album covers at the photographers gallery
From Robert Frank’s legendary imagery for The Rolling Stones, Annie Leibovitz’s visionary work with Cyndi Lauper, Jean-Paul Goude’s unforgettable Grace Jones covers, Herb Ritts’ iconic image of Madonna, Jean Baptiste Mondino’s Prince, Irving Penn’s mesmerising close up of Miles Davies, to Robert Mappelthorpe’s intimate portrait of Patti Smith, the creative collaborations between visual and recording artists is the stuff of musical and photographic history — and the point of departure for this exhibition.
For the Record brings together over 200 album covers, highlighting the central role photography plays in defining artists and bands, and showcasing some of the most iconic album covers of our times. While many of the artistes on the covers will be instantly recognisable, the exhibition illuminates the often overlooked and multifaceted contributions of photographers and other visual artists to the identity of the ‘stars’ and the labels themselves.

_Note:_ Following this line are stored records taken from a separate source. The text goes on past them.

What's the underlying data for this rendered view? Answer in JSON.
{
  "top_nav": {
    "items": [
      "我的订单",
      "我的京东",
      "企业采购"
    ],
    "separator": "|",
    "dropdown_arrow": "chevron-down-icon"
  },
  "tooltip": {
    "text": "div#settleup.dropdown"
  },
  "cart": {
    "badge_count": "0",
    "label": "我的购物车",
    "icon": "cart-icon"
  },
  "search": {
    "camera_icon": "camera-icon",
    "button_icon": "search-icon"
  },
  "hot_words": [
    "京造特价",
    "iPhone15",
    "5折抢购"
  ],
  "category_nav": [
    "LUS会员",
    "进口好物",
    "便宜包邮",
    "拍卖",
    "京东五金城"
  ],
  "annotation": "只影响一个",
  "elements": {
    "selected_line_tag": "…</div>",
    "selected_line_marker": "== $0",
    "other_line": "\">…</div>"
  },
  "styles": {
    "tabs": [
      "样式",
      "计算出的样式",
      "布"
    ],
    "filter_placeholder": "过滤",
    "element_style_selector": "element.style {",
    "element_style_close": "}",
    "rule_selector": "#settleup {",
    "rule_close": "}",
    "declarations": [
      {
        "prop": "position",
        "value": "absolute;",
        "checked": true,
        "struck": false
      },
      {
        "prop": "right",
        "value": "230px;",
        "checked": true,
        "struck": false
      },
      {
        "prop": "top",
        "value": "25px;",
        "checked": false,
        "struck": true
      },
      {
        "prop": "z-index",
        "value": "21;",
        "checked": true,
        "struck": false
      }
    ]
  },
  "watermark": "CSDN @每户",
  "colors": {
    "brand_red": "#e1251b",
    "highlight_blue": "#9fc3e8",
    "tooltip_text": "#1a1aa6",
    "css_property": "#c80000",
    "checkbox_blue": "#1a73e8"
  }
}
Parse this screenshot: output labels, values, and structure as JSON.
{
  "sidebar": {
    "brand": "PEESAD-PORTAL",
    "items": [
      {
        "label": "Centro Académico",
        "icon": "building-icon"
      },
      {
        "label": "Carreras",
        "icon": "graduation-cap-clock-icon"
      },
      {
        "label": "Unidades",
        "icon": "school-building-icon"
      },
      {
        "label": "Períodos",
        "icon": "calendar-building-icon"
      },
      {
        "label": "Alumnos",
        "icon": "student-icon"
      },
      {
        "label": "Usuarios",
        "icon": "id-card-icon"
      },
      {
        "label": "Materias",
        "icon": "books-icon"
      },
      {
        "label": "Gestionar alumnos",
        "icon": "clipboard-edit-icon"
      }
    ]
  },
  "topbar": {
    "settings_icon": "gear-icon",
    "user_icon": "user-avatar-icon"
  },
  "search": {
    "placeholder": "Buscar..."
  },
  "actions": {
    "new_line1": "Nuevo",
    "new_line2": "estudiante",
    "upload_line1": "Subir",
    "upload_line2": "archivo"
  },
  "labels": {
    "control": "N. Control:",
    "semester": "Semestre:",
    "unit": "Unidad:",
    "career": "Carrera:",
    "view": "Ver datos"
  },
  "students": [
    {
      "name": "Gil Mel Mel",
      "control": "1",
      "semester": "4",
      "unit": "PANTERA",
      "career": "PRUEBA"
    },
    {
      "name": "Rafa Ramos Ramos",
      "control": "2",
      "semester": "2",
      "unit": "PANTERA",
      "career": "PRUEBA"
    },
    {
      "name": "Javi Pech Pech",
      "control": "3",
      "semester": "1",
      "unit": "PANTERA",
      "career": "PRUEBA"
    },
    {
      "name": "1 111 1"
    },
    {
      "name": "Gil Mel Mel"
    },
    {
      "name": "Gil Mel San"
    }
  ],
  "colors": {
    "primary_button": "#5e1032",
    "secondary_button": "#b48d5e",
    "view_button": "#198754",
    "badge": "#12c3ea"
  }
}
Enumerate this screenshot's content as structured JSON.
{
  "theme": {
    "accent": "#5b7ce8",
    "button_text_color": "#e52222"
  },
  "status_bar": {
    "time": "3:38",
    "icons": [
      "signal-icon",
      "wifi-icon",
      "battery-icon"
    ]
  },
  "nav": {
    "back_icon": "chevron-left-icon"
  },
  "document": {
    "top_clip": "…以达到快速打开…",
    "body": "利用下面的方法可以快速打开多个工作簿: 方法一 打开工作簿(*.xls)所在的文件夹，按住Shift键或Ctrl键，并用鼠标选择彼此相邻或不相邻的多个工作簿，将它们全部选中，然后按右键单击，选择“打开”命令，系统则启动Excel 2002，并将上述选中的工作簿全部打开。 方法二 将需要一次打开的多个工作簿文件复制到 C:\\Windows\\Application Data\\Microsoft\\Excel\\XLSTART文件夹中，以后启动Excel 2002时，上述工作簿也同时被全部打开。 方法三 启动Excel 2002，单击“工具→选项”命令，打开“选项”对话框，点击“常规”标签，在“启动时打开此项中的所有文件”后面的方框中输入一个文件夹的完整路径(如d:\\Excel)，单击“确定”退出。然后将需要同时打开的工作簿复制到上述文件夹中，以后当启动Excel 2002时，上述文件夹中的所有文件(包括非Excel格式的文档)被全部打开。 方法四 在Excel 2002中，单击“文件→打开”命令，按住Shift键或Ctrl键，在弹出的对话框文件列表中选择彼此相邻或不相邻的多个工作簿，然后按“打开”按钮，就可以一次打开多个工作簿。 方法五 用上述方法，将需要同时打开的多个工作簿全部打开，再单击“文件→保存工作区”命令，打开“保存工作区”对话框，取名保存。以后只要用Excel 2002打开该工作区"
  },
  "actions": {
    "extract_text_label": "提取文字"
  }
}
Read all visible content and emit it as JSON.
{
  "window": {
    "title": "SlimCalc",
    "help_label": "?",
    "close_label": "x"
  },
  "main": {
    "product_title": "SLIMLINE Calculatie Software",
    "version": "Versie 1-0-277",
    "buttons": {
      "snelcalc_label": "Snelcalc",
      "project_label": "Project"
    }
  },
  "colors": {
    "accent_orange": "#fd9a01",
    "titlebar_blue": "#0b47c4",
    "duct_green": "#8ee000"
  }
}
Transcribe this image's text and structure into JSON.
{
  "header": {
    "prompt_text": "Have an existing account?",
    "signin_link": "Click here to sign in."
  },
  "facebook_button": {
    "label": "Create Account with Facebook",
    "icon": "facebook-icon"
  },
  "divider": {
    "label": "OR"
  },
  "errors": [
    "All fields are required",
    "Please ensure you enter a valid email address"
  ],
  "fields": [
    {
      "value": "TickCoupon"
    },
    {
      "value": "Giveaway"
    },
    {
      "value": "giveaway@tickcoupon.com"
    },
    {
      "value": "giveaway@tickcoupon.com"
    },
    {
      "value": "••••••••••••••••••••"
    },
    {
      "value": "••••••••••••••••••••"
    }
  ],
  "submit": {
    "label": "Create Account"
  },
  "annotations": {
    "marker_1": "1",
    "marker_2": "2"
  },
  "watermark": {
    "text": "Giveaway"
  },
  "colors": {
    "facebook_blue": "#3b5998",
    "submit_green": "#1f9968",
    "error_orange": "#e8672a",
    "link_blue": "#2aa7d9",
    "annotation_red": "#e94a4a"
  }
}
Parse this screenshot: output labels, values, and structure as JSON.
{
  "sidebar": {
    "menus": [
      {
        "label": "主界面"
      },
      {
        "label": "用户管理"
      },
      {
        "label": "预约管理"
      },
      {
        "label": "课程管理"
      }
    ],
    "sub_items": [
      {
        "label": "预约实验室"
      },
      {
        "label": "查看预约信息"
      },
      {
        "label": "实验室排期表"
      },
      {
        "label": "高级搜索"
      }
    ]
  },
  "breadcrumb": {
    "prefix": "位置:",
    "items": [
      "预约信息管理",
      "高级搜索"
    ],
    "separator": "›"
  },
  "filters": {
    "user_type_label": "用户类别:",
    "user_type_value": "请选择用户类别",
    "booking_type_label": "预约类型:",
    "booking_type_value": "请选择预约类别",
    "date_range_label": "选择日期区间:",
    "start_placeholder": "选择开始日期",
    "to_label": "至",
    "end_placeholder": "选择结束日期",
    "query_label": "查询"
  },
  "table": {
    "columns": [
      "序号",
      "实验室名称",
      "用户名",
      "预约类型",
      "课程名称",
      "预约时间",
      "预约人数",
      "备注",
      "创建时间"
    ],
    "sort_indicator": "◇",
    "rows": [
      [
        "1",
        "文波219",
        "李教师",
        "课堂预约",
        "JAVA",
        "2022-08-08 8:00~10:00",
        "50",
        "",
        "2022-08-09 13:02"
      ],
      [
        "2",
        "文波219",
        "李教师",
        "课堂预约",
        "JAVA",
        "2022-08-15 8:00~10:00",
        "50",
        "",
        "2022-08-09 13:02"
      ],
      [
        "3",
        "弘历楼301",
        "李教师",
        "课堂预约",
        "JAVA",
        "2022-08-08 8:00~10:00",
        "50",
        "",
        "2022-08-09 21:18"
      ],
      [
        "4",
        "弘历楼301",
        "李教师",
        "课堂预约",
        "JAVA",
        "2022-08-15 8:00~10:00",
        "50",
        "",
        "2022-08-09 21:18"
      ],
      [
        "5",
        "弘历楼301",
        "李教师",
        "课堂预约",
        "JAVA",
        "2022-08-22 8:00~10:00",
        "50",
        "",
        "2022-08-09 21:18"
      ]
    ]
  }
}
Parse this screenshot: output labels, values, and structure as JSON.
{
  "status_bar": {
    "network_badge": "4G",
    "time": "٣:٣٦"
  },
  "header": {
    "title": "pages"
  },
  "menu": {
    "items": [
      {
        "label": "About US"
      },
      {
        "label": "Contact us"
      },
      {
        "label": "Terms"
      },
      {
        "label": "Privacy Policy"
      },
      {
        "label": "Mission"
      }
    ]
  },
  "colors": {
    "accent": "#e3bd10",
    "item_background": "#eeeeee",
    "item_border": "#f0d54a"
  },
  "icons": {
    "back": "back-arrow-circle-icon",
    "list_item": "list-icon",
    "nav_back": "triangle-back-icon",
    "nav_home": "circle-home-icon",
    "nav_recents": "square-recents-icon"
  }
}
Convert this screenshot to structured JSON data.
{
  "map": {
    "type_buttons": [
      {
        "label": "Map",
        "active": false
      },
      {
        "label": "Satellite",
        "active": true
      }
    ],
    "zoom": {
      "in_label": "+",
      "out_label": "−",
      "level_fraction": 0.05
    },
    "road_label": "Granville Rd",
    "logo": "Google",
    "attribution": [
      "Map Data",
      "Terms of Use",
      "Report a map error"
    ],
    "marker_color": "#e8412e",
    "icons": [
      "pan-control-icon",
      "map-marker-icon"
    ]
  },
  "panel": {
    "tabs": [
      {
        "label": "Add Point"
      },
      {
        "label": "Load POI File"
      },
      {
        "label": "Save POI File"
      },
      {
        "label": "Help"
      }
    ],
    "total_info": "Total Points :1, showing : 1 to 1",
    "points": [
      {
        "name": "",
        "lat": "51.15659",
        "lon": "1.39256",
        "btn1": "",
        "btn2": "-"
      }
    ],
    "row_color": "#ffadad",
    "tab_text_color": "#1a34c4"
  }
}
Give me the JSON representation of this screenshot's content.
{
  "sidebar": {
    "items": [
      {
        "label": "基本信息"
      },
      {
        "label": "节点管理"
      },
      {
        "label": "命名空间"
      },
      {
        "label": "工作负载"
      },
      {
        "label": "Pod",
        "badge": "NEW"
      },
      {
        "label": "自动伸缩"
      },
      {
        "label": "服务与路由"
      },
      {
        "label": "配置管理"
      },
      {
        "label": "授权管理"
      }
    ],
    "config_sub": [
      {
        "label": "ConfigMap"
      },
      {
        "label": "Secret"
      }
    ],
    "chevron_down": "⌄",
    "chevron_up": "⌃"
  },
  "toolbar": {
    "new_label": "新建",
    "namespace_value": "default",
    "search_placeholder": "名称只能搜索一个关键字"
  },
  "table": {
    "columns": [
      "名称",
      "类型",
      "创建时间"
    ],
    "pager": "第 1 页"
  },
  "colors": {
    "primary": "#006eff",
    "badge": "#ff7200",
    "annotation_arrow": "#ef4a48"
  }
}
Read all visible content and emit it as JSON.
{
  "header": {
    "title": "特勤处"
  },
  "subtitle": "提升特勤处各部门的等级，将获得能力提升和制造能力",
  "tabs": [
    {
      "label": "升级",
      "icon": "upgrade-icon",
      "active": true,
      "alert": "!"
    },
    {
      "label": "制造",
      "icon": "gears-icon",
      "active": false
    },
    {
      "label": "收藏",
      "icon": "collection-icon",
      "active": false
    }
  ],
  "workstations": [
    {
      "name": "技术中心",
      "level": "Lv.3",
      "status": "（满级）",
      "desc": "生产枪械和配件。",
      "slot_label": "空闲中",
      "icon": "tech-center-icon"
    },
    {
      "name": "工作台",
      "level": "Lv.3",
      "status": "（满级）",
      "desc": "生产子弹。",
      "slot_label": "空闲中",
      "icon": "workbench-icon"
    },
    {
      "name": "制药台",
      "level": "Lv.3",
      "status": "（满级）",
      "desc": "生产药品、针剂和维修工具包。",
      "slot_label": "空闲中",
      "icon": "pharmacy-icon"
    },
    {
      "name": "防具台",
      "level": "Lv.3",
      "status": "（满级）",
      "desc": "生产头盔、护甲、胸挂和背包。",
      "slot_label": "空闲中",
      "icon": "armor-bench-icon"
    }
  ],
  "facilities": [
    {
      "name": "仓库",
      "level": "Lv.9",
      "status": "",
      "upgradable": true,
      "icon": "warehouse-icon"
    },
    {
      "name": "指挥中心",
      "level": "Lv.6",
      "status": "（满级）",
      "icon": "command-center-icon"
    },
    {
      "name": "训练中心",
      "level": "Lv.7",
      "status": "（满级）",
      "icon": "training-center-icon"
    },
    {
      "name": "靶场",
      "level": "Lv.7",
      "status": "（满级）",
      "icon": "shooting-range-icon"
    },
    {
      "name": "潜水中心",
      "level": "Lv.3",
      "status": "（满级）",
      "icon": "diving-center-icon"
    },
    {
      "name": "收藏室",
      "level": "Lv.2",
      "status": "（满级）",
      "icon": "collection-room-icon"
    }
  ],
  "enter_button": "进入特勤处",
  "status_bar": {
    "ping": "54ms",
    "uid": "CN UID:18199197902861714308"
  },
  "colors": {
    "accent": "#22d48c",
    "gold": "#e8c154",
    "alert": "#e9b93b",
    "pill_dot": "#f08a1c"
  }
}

Featuring work from such photographic and artistic luminaries as Andy Warhol, Cindy Sherman, David Bailey, David LaChapelle, Ed Ruscha, Elliott Erwitt, Guy Bourdin, Helen Levitt, Irving Penn, Jeff Wall, Joseph Beuys, Juergen Teller, Lee Friedlander, Nan Goldin, Richard Avedon, William Eggleston and more, many of whom had their careers launched through their cover images, the exhibition also looks at the contribution of a range of equally visionary, though perhaps lesser-known artists, photographers, graphic designers and creatives.
The exhibition is arranged around a series of thematic-led ‘chapters’, presenting the physical covers themselves, and exemplifying both singular and longer-term creative collaborations such as Lee Friedlander’s symbiotic relationship with Atlantic Records (and including his covers of such greats as Hank Crawford and Ray Charles) and Francis Wolff’s iconic black and white work with the Blue Note jazz label (which in some cases features the original working prints alongside the covers). The exhibition also considers the significance of the visual iconography adopted by a range of other musical genres. While the highly stylised graphics of the Hipgnosisdesign agency exemplified a technicolour, surrealistic, and utopian imaginary world for Pink Floyd, other choices of artwork illustrate how the album cover has repurposed and re-appropriated many of the century’s anonymous press and social documentary images that have acquired symbolic status beyond their original meaning. This is especially evident in the series of covers for historic blues recordings released by the Yazoo label in the 1960s, featuring startling documentary images from Jack Delano and Dorothea Lange (amongst others) reflecting the conditions in America’s deep south.
Shining a light on the myriad ways this platform has been used by artists and labels, this extensive presentation offers a love letter to the much-prized 30cm x 30cm square format that is the Album Cover, while offering a fascinating journey through significant moments in musical, artistic and cultural history.
For the Record: Photography & The Art of The Album Cover is curated and presented in collaboration with collector and exhibition originator, Antoine de Beaupré, whose collection of 15,000+ albums form the basis of the display.